MATERIAL SHOWN Block Start

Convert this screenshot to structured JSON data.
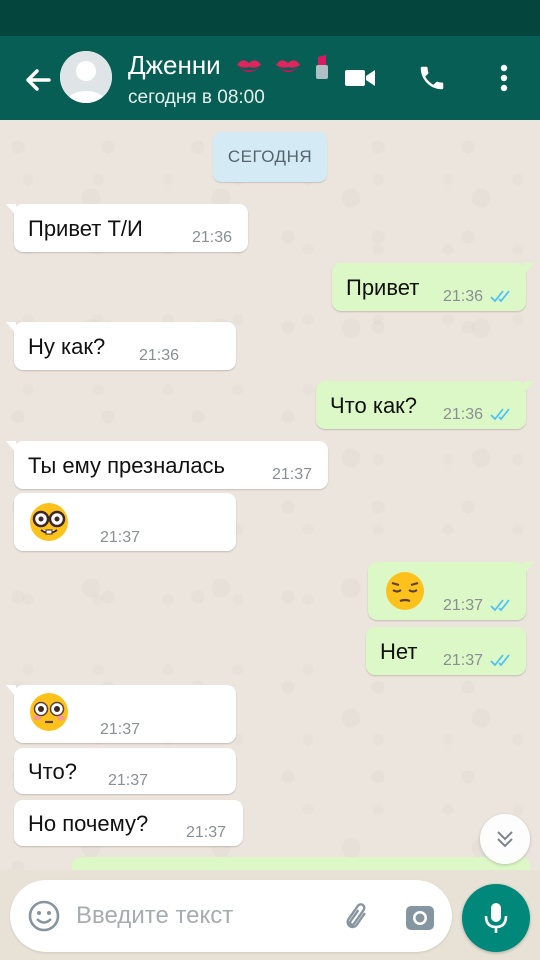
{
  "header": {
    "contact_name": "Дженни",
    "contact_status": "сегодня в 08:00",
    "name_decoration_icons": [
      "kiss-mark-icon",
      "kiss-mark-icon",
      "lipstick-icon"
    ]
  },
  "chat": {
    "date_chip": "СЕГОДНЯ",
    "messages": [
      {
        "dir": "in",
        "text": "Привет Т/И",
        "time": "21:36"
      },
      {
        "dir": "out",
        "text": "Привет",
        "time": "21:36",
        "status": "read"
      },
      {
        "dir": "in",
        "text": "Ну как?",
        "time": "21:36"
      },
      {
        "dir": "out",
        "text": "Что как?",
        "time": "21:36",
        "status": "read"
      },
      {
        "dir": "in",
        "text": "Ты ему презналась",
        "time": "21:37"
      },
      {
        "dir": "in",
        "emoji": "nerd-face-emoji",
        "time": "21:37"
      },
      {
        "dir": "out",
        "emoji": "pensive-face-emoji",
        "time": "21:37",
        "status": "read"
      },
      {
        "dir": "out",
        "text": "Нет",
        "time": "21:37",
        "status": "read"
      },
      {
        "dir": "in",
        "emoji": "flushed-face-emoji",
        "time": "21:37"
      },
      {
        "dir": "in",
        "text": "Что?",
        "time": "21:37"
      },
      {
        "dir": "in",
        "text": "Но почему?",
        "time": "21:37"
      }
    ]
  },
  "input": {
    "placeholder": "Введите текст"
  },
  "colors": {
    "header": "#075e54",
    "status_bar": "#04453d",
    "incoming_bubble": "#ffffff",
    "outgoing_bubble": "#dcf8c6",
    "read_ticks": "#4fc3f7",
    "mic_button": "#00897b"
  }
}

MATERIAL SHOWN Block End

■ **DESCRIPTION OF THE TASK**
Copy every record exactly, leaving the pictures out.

■ **RESPONSE TO THE EXERCISE**
Convert this screenshot to structured JSON data.
{
  "header": {
    "contact_name": "Дженни",
    "contact_status": "сегодня в 08:00",
    "name_decoration_icons": [
      "kiss-mark-icon",
      "kiss-mark-icon",
      "lipstick-icon"
    ]
  },
  "chat": {
    "date_chip": "СЕГОДНЯ",
    "messages": [
      {
        "dir": "in",
        "text": "Привет Т/И",
        "time": "21:36"
      },
      {
        "dir": "out",
        "text": "Привет",
        "time": "21:36",
        "status": "read"
      },
      {
        "dir": "in",
        "text": "Ну как?",
        "time": "21:36"
      },
      {
        "dir": "out",
        "text": "Что как?",
        "time": "21:36",
        "status": "read"
      },
      {
        "dir": "in",
        "text": "Ты ему презналась",
        "time": "21:37"
      },
      {
        "dir": "in",
        "emoji": "nerd-face-emoji",
        "time": "21:37"
      },
      {
        "dir": "out",
        "emoji": "pensive-face-emoji",
        "time": "21:37",
        "status": "read"
      },
      {
        "dir": "out",
        "text": "Нет",
        "time": "21:37",
        "status": "read"
      },
      {
        "dir": "in",
        "emoji": "flushed-face-emoji",
        "time": "21:37"
      },
      {
        "dir": "in",
        "text": "Что?",
        "time": "21:37"
      },
      {
        "dir": "in",
        "text": "Но почему?",
        "time": "21:37"
      }
    ]
  },
  "input": {
    "placeholder": "Введите текст"
  },
  "colors": {
    "header": "#075e54",
    "status_bar": "#04453d",
    "incoming_bubble": "#ffffff",
    "outgoing_bubble": "#dcf8c6",
    "read_ticks": "#4fc3f7",
    "mic_button": "#00897b"
  }
}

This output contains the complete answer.